That experience was singular, but of course my journey through the rejection of the bigotry in my upbringing was much longer and more complicated. I had more soul-searching to do. In the process of growing up, another event stands out.
Fast-forward a few years. I had just completed my freshman year in college. A friend and I heard that there was to be a KKK rally in east Arkansas. We were morbidly curious and decided to go and “protest.” We dressed in our neo-hippy finery so our presence couldn’t be construed as support. We arrived to a soybean field in McCrory, Arkansas –the middle of nowhere, really- where 50 or so heavily armed men had gathered. We were scared shitless.
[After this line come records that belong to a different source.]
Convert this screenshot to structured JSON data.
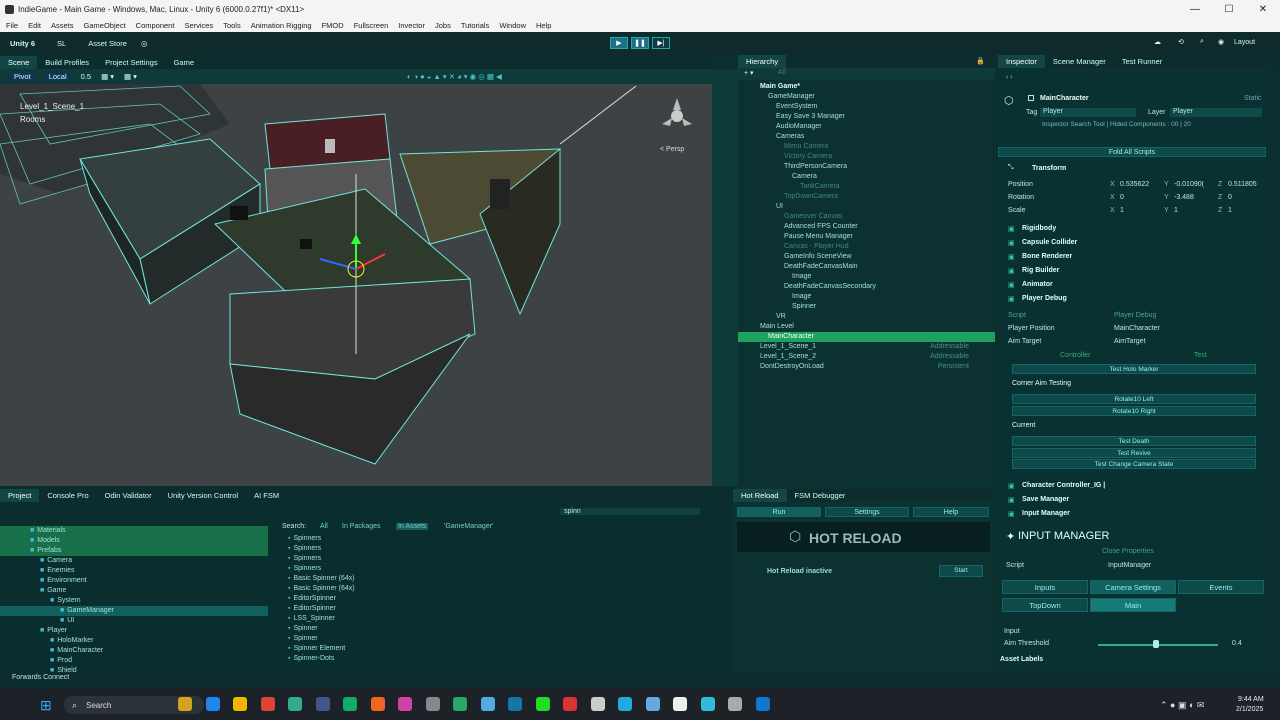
{
  "window": {
    "title": "IndieGame - Main Game - Windows, Mac, Linux - Unity 6 (6000.0.27f1)* <DX11>",
    "controls": [
      "—",
      "☐",
      "✕"
    ]
  },
  "menu": [
    "File",
    "Edit",
    "Assets",
    "GameObject",
    "Component",
    "Services",
    "Tools",
    "Animation Rigging",
    "FMOD",
    "Fullscreen",
    "Invector",
    "Jobs",
    "Tutorials",
    "Window",
    "Help"
  ],
  "toolbar": {
    "unity": "Unity 6",
    "account": "SL",
    "store": "Asset Store",
    "layout": "Layout"
  },
  "scene_tabs": [
    "Scene",
    "Build Profiles",
    "Project Settings",
    "Game"
  ],
  "scene_toolbar": {
    "pivot": "Pivot",
    "local": "Local",
    "snap": "0.5"
  },
  "scene_overlay": {
    "label1": "Level_1_Scene_1",
    "label2": "Rooms",
    "persp": "< Persp"
  },
  "hierarchy": {
    "tab": "Hierarchy",
    "search_placeholder": "All",
    "rows": [
      {
        "t": "Main Game*",
        "ind": 1,
        "bold": true
      },
      {
        "t": "GameManager",
        "ind": 2
      },
      {
        "t": "EventSystem",
        "ind": 3
      },
      {
        "t": "Easy Save 3 Manager",
        "ind": 3
      },
      {
        "t": "AudioManager",
        "ind": 3
      },
      {
        "t": "Cameras",
        "ind": 3
      },
      {
        "t": "Menu Camera",
        "ind": 4,
        "dim": true
      },
      {
        "t": "Victory Camera",
        "ind": 4,
        "dim": true
      },
      {
        "t": "ThirdPersonCamera",
        "ind": 4
      },
      {
        "t": "Camera",
        "ind": 5
      },
      {
        "t": "TankCamera",
        "ind": 6,
        "dim": true
      },
      {
        "t": "TopDownCamera",
        "ind": 4,
        "dim": true
      },
      {
        "t": "UI",
        "ind": 3
      },
      {
        "t": "Gameover Canvas",
        "ind": 4,
        "dim": true
      },
      {
        "t": "Advanced FPS Counter",
        "ind": 4
      },
      {
        "t": "Pause Menu Manager",
        "ind": 4
      },
      {
        "t": "Canvas - Player Hud",
        "ind": 4,
        "dim": true
      },
      {
        "t": "GameInfo SceneView",
        "ind": 4
      },
      {
        "t": "DeathFadeCanvasMain",
        "ind": 4
      },
      {
        "t": "Image",
        "ind": 5
      },
      {
        "t": "DeathFadeCanvasSecondary",
        "ind": 4
      },
      {
        "t": "Image",
        "ind": 5
      },
      {
        "t": "Spinner",
        "ind": 5
      },
      {
        "t": "VR",
        "ind": 3
      },
      {
        "t": "Main Level",
        "ind": 1
      },
      {
        "t": "MainCharacter",
        "ind": 2,
        "sel": true
      },
      {
        "t": "Level_1_Scene_1",
        "ind": 1,
        "right": "Addressable"
      },
      {
        "t": "Level_1_Scene_2",
        "ind": 1,
        "right": "Addressable"
      },
      {
        "t": "DontDestroyOnLoad",
        "ind": 1,
        "right": "Persistent"
      }
    ]
  },
  "inspector": {
    "tabs": [
      "Inspector",
      "Scene Manager",
      "Test Runner"
    ],
    "object": "MainCharacter",
    "static": "Static",
    "tag_label": "Tag",
    "tag": "Player",
    "layer_label": "Layer",
    "layer": "Player",
    "search": "Inspector Search Tool | Hided Components : 00 | 20",
    "fold": "Fold All Scripts",
    "transform": {
      "name": "Transform",
      "pos_label": "Position",
      "rot_label": "Rotation",
      "scale_label": "Scale",
      "px": "0.535622",
      "py": "-0.01090(",
      "pz": "0.511805",
      "rx": "0",
      "ry": "-3.488",
      "rz": "0",
      "sx": "1",
      "sy": "1",
      "sz": "1"
    },
    "components": [
      "Rigidbody",
      "Capsule Collider",
      "Bone Renderer",
      "Rig Builder",
      "Animator",
      "Player Debug"
    ],
    "script_label": "Script",
    "script": "Player Debug",
    "player_pos_label": "Player Position",
    "player_pos": "MainCharacter",
    "aim_label": "Aim Target",
    "aim": "AimTarget",
    "ctrl": "Controller",
    "test": "Test",
    "holo": "Test Holo Marker",
    "corner": "Corner Aim Testing",
    "rot_left": "Rotate10 Left",
    "rot_right": "Rotate10 Right",
    "current": "Current",
    "death": "Test Death",
    "revive": "Test Revive",
    "cam_state": "Test Change Camera State",
    "components2": [
      "Character Controller_IG |",
      "Save Manager",
      "Input Manager"
    ],
    "input_title": "INPUT MANAGER",
    "close_props": "Close Properties",
    "script2_label": "Script",
    "script2": "InputManager",
    "itabs": [
      "Inputs",
      "Camera Settings",
      "Events"
    ],
    "sub_tabs": [
      "TopDown",
      "Main"
    ],
    "input_label": "Input",
    "aim_thr_label": "Aim Threshold",
    "aim_thr": "0.4",
    "asset_labels": "Asset Labels"
  },
  "bottom": {
    "tabs": [
      "Project",
      "Console Pro",
      "Odin Validator",
      "Unity Version Control",
      "AI FSM"
    ],
    "search_text": "spinn",
    "search_label": "Search:",
    "filters": [
      "All",
      "In Packages",
      "In Assets",
      "'GameManager'"
    ],
    "tree": [
      {
        "t": "Materials",
        "ind": 1,
        "hl": true
      },
      {
        "t": "Models",
        "ind": 1,
        "hl": true
      },
      {
        "t": "Prefabs",
        "ind": 1,
        "hl": true
      },
      {
        "t": "Camera",
        "ind": 2
      },
      {
        "t": "Enemies",
        "ind": 2
      },
      {
        "t": "Environment",
        "ind": 2
      },
      {
        "t": "Game",
        "ind": 2
      },
      {
        "t": "System",
        "ind": 3
      },
      {
        "t": "GameManager",
        "ind": 4,
        "sel": true
      },
      {
        "t": "UI",
        "ind": 4
      },
      {
        "t": "Player",
        "ind": 2
      },
      {
        "t": "HoloMarker",
        "ind": 3
      },
      {
        "t": "MainCharacter",
        "ind": 3
      },
      {
        "t": "Prod",
        "ind": 3
      },
      {
        "t": "Shield",
        "ind": 3
      }
    ],
    "files": [
      "Spinners",
      "Spinners",
      "Spinners",
      "Spinners",
      "Basic Spinner (64x)",
      "Basic Spinner (64x)",
      "EditorSpinner",
      "EditorSpinner",
      "LSS_Spinner",
      "Spinner",
      "Spinner",
      "Spinner Element",
      "Spinner-Dots"
    ]
  },
  "hotreload": {
    "tabs": [
      "Hot Reload",
      "FSM Debugger"
    ],
    "run": "Run",
    "settings": "Settings",
    "help": "Help",
    "logo": "HOT RELOAD",
    "status": "Hot Reload inactive",
    "start": "Start"
  },
  "status": "Forwards Connect",
  "taskbar": {
    "search": "Search",
    "time": "9:44 AM",
    "date": "2/1/2025"
  }
}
We stood at the edge, silently listening and watching.
They were pathetic.
I expected to somehow tell those people how wrong they were. I expected to hate them. As revolting as their ideas were, I felt something like compassion for them, seeing that they were, in their way, victims of their own circumstances. I saw ignorant, poor, uneducated people parroting simple-minded bigotry with a thin veneer of patriotism and religion. Later, when I related this story to my father, he told me something that haunts me to this day. He said that his grandparents, who raised him, were supporters of the Klan, and “probably would have agreed with everything they said.” It chilled me to the bone. I was revolted by this connection to the past, but revulsion doesn’t sever the tie. Those bigots in the bean field were my people.
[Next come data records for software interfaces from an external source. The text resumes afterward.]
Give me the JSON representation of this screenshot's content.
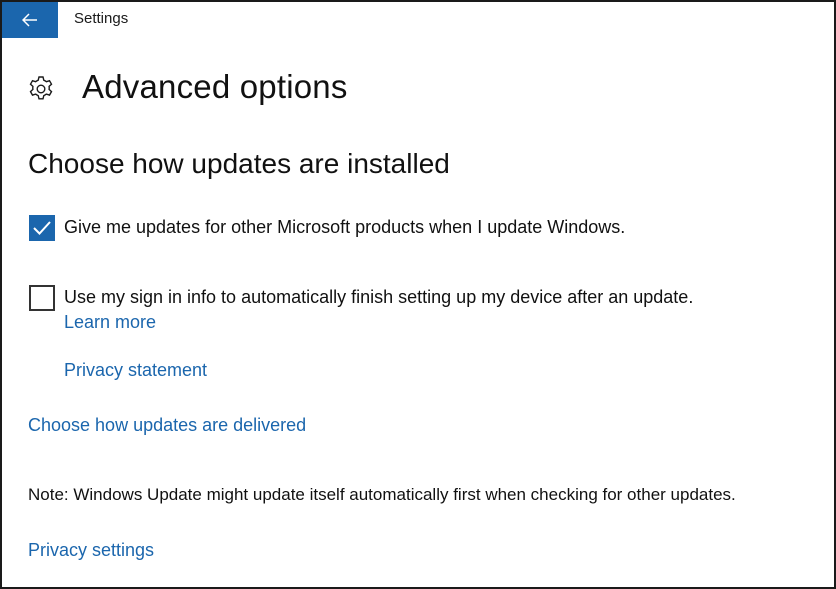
{
  "window": {
    "app_title": "Settings",
    "accent_color": "#1b66ad",
    "back_icon": "arrow-left-icon"
  },
  "header": {
    "icon": "gear-icon",
    "title": "Advanced options"
  },
  "section": {
    "title": "Choose how updates are installed",
    "options": [
      {
        "label": "Give me updates for other Microsoft products when I update Windows.",
        "checked": true
      },
      {
        "label": "Use my sign in info to automatically finish setting up my device after an update.",
        "checked": false
      }
    ],
    "learn_more": "Learn more",
    "privacy_statement": "Privacy statement"
  },
  "links": {
    "delivery": "Choose how updates are delivered",
    "privacy_settings": "Privacy settings"
  },
  "note": "Note: Windows Update might update itself automatically first when checking for other updates."
}
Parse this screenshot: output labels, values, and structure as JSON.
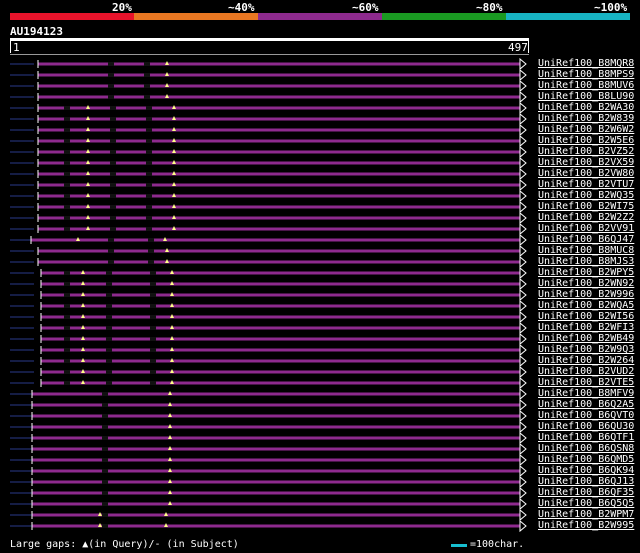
{
  "legend": {
    "labels": [
      "20%",
      "~40%",
      "~60%",
      "~80%",
      "~100%"
    ],
    "colors": [
      "#e8132b",
      "#e87722",
      "#8e2a8e",
      "#1a9a22",
      "#17b3c3"
    ]
  },
  "query": {
    "title": "AU194123",
    "start": "1",
    "end": "497"
  },
  "hit_color": "#8e2a8e",
  "hits": [
    "UniRef100_B8MQR8",
    "UniRef100_B8MPS9",
    "UniRef100_B8MUV6",
    "UniRef100_B8LU90",
    "UniRef100_B2WA30",
    "UniRef100_B2W839",
    "UniRef100_B2W6W2",
    "UniRef100_B2W5E6",
    "UniRef100_B2VZ52",
    "UniRef100_B2VX59",
    "UniRef100_B2VW80",
    "UniRef100_B2VTU7",
    "UniRef100_B2WQ35",
    "UniRef100_B2WI75",
    "UniRef100_B2W2Z2",
    "UniRef100_B2VV91",
    "UniRef100_B6QJ47",
    "UniRef100_B8MUC8",
    "UniRef100_B8MJS3",
    "UniRef100_B2WPY5",
    "UniRef100_B2WN92",
    "UniRef100_B2W996",
    "UniRef100_B2WQA5",
    "UniRef100_B2WI56",
    "UniRef100_B2WFI3",
    "UniRef100_B2WB49",
    "UniRef100_B2W9Q3",
    "UniRef100_B2W264",
    "UniRef100_B2VUD2",
    "UniRef100_B2VTE5",
    "UniRef100_B8MFV9",
    "UniRef100_B6Q2A5",
    "UniRef100_B6QVT0",
    "UniRef100_B6QU30",
    "UniRef100_B6QTF1",
    "UniRef100_B6QSN8",
    "UniRef100_B6QMD5",
    "UniRef100_B6QK94",
    "UniRef100_B6QJ13",
    "UniRef100_B6QF35",
    "UniRef100_B6Q5Q5",
    "UniRef100_B2WPM7",
    "UniRef100_B2W995"
  ],
  "footer": {
    "gaps_label": "Large gaps: ▲(in Query)/- (in Subject)",
    "scale_label": "=100char."
  }
}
I didn’t ask for that. I didn’t get to choose my parents. We don’t get to choose our history. I loved my parents, for all of their faults. It doesn’t excuse their bigotry to say that they were victims of their own histories, and for whatever reason they never experienced a profound change of heart, or if they did I never knew it.
I don’t know what changes other people’s hearts. Mine changed over time, with education, experience, open-mindedness, and a moral clarity I’ve tried to nurture. And, it’s all got a soundtrack. Music has changed me for the better in many ways, sometimes uncomfortably so.
Your set at South on Main has stayed with me for three months now. I can’t unpack it, but it resonates in the deepest ways possible, conjuring the chaos, anger, and conflict of the troubled days we live in. Amid the dissonance, I also found sweetness and comfort there. Just like a kid hearing the blues for the first time, I was rattled to the bone.
I get to take that with me. Your music is a gift; I thank you for it with the deepest sincerity.
Little Rock, AR.
Thursday, Jul 13, 2017
I need to thank you for your letter. Its power and grace has filled my heart with the belief that love wins out every time, overtime. Your experiences with your father are not unlike mine in some respects. My father wasn’t a racist, but his views on some issues were skewed by life experiences, which could be a bit outdated. The thing that I loved about my father though was his willingness to allow me to argue with him on various topics from music to politics. His major thing was always “make your point.” That approach has allowed me to be corrected on issues from time to time by my own kids today. Lol!!!
I really appreciate your openness and candor about your life. It’s a window into the daily struggles we all have to face in our own backyards before we have to face the world. Those moments of being confronted with your own truth. Thank you so much for sharing.
If you don’t mind, I’d love to post this letter without your name if that makes you feel safe? It needs to be out there for all to see, feel, hear, and debate.
Thanks for the moment in time this morning that gives me hope for our shared future.